I dedicated the play to Hunter S. Thompson, Warren Zevon, and Ken Kesey, and, within two years of its 2003 production, they were all dead. I sent a copy to Warren when he was literally on his deathbed. I sent copies to Thompson and to Kesey’s widow. I never expected replies, never sought them. I just did what I thought was right, to pay a debt for inspiration and for bad advice that often turned out well. It was a damned good show, great cast, some moments of beauty, others of (I think) sharp satire–at least some laughs. The production got decent reviews, but it was scheduled at the wrong time of year, the ticket prices were too high, and audiences were low. I’d go home each night after every show, sit on the back porch, and play “Wild Horses” over and over until I could go to sleep.

There’s been a lot of talk about Hunter lately. A couple books have come out, and factions are lining up between them, literary battles breaking out. In other words: he’s still riling people up. But I had these unsettled, deeply personal, and unresolved feelings regarding the guy; so, as I think a kind of exorcism, I made a movie.

It’s very simple, just some photos of Hunter off the net that warp and change in time to Pearl Jam’s “Man of the Hour.” It ends with “In Memoriam” then fades to black. It’s clunky and crudely done. I can’t do anything with it: I don’t own any of the rights to the photographs or the music.
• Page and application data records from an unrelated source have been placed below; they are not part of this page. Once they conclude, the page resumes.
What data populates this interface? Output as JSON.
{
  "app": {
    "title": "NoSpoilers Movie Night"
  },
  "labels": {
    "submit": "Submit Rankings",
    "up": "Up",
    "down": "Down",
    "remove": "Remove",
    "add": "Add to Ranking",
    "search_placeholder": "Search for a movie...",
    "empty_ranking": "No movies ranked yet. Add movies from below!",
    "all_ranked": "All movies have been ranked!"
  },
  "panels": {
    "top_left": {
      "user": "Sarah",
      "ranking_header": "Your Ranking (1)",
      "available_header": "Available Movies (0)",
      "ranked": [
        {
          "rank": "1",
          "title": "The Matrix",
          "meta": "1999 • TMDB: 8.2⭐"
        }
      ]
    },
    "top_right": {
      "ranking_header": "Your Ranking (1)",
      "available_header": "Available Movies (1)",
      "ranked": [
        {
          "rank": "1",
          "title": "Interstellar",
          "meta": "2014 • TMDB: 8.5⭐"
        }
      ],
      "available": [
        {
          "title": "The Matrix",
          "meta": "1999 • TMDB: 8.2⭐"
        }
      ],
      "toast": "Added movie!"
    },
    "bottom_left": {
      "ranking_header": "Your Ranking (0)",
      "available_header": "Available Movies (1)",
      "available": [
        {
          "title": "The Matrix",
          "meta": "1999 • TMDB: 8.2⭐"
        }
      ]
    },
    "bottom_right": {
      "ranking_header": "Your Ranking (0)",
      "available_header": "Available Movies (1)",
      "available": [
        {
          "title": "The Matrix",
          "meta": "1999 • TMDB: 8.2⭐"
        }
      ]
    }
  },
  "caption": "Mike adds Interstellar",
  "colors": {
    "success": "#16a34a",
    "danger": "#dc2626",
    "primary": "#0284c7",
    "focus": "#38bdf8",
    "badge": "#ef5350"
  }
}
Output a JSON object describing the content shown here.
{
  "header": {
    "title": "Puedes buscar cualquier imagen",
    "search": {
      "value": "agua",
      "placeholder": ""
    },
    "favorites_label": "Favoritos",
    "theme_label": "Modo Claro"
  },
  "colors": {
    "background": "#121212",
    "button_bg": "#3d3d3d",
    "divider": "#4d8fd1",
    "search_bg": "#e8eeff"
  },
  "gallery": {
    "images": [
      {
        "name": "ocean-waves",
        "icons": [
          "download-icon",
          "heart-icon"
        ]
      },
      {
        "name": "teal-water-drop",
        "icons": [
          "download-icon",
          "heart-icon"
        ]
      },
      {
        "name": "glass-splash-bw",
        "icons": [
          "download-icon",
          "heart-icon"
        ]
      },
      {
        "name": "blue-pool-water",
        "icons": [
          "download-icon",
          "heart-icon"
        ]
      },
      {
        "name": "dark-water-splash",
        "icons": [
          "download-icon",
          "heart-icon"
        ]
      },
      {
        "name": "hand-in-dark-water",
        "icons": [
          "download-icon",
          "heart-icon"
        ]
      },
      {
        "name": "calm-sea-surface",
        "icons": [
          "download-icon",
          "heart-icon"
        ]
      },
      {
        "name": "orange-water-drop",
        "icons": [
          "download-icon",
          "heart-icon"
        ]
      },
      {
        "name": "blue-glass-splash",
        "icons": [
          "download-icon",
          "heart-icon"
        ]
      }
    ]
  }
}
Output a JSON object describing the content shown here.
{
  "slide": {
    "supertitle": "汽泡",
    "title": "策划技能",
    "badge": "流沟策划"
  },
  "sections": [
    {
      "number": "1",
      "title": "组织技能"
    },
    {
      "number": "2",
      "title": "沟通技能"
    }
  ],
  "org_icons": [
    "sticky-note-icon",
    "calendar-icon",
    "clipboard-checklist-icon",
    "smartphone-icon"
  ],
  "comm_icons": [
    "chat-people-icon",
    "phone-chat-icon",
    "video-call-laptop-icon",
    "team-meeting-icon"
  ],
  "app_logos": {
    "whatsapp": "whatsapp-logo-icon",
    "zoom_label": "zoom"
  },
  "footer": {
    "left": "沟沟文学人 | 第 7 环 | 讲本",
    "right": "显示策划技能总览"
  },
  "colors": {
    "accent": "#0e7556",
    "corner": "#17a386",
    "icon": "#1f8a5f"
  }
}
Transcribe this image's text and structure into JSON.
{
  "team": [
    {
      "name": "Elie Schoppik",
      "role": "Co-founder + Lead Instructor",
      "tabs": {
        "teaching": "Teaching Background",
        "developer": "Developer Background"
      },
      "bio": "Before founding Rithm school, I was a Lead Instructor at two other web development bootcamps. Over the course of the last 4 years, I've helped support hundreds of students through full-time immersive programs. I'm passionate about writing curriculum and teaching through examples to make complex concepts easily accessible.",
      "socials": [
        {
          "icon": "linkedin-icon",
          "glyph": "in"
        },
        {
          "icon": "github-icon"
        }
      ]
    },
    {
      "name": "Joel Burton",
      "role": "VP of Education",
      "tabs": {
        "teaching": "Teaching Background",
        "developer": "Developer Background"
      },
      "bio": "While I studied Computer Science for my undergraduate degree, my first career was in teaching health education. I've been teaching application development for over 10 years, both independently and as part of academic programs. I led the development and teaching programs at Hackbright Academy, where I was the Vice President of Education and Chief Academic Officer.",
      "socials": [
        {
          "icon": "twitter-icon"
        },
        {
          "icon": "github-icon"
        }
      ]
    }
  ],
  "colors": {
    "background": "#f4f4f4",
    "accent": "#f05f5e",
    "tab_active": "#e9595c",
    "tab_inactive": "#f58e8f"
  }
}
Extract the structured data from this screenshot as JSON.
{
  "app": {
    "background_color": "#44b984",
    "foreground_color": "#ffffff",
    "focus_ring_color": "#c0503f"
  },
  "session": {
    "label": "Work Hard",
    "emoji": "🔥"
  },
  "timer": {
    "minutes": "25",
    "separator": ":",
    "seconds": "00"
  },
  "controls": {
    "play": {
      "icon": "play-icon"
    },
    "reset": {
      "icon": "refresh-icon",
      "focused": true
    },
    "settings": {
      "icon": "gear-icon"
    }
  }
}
I wouldn’t want to do anything with it. It’s something for me. I made it, and I watched it, and I let loose a little bit of what had been floating in my head.

It was, in short, a personal endeavor, and this is as public as it will ever be.

S